I find the irony in making a big deal that Christians cannot be Buddhists which is not in scripture whereas it is in scripture that a teacher is part of the path at least for my school of Buddhism there is a teacher and it is in basic scripture. The teacher can be yourself though because you are a future Buddha and have clarity of mind by nature. But that is a harder road by far. At least to reach enlightenment it is harder.
Both of the above: reacting to Christians and reacting to teachers are due to biases. A bias against theism and a bias against a teacher. Many have these biases. Of course there is rationalization of the bias and they could be right, but I am just identifying a bias. Everyone has a bias in some way or other.
Oh I see. I suppose I have a bias against theism, in that I think it's putting comfort over truth, and I can't take it seriously as a belief system. As for the emphasis on teachers, I guess that varies according to the school?
I have exactly the same bias, for the same reason.
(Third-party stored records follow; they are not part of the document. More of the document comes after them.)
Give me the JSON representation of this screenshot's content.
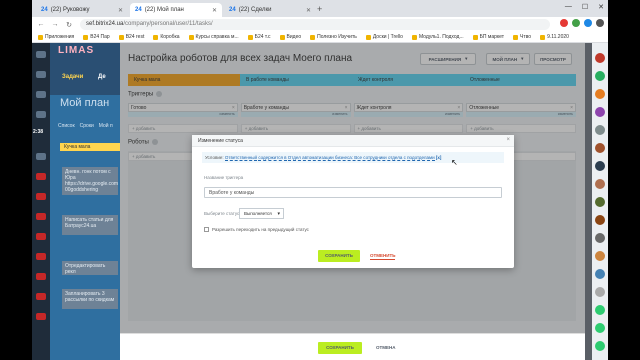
{
  "browser": {
    "tabs": [
      {
        "icon": "24",
        "label": "(22) Руковожу"
      },
      {
        "icon": "24",
        "label": "(22) Мой план"
      },
      {
        "icon": "24",
        "label": "(22) Сделки"
      }
    ],
    "new_tab": "+",
    "url_host": "sef.bitrix24.ua",
    "url_path": "/company/personal/user/11/tasks/",
    "bookmarks": [
      "Приложения",
      "B24 Пар",
      "B24 rest",
      "Коробка",
      "Курсы справка м...",
      "Б24 т.с",
      "Видео",
      "Полезно Изучить",
      "Доски | Trello",
      "Модуль1. Подход...",
      "БП маркет",
      "Чтво",
      "9.11.2020"
    ]
  },
  "app": {
    "logo": "LIMAS",
    "tab_tasks": "Задачи",
    "tab_other": "Де",
    "my_plan": "Мой план",
    "filters": [
      "Список",
      "Сроки",
      "Мой п"
    ],
    "clock": "2:38",
    "kanban_col": "Кучка мала",
    "cards": [
      "Дневн. гонк потом с Юра https://drive.google.com 00goddshering",
      "Написать статьи для Батраус24.ua",
      "Отредактировать рекл",
      "Запланировать 3 рассылки по скидкам"
    ]
  },
  "robots_page": {
    "title": "Настройка роботов для всех задач Моего плана",
    "btn_extensions": "РАСШИРЕНИЯ",
    "btn_myplan": "МОЙ ПЛАН",
    "btn_view": "ПРОСМОТР",
    "stages": [
      {
        "name": "Кучка мала",
        "color": "#f6a623"
      },
      {
        "name": "В работе команды",
        "color": "#5fd4f1"
      },
      {
        "name": "Ждет контроля",
        "color": "#5fd4f1"
      },
      {
        "name": "Отложенные",
        "color": "#5fd4f1"
      }
    ],
    "triggers_label": "Триггеры",
    "robots_label": "Роботы",
    "triggers": [
      "Готово",
      "Вработе у команды",
      "Ждет контроля",
      "Отложенные"
    ],
    "trigger_edit": "изменить",
    "add_label": "+ добавить",
    "save": "СОХРАНИТЬ",
    "cancel": "ОТМЕНА"
  },
  "popup": {
    "title": "Изменение статуса",
    "condition_prefix": "Условие:",
    "condition_field": "Ответственный",
    "condition_op": "содержится в",
    "condition_value": "Отдел автоматизации бизнеса: Все сотрудники отдела с подотделами",
    "condition_remove": "[x]",
    "trigger_name_label": "Название триггера",
    "trigger_name_value": "Вработе у команды",
    "status_label": "Выберите статус",
    "status_value": "Выполняется",
    "allow_back": "Разрешить переходить на предыдущий статус",
    "save": "СОХРАНИТЬ",
    "cancel": "ОТМЕНИТЬ"
  }
}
Yes and my point was that that bias is not universal and Christians are in my sangha. I personally love both comfort and truth! And it depends what one means by comfort. I would say it is the nature of mind to seek truth and the most important thing is understanding your own awareness. If a Christian looks at their awareness in meditation they will see the same thing as anyone will should they exam their awareness.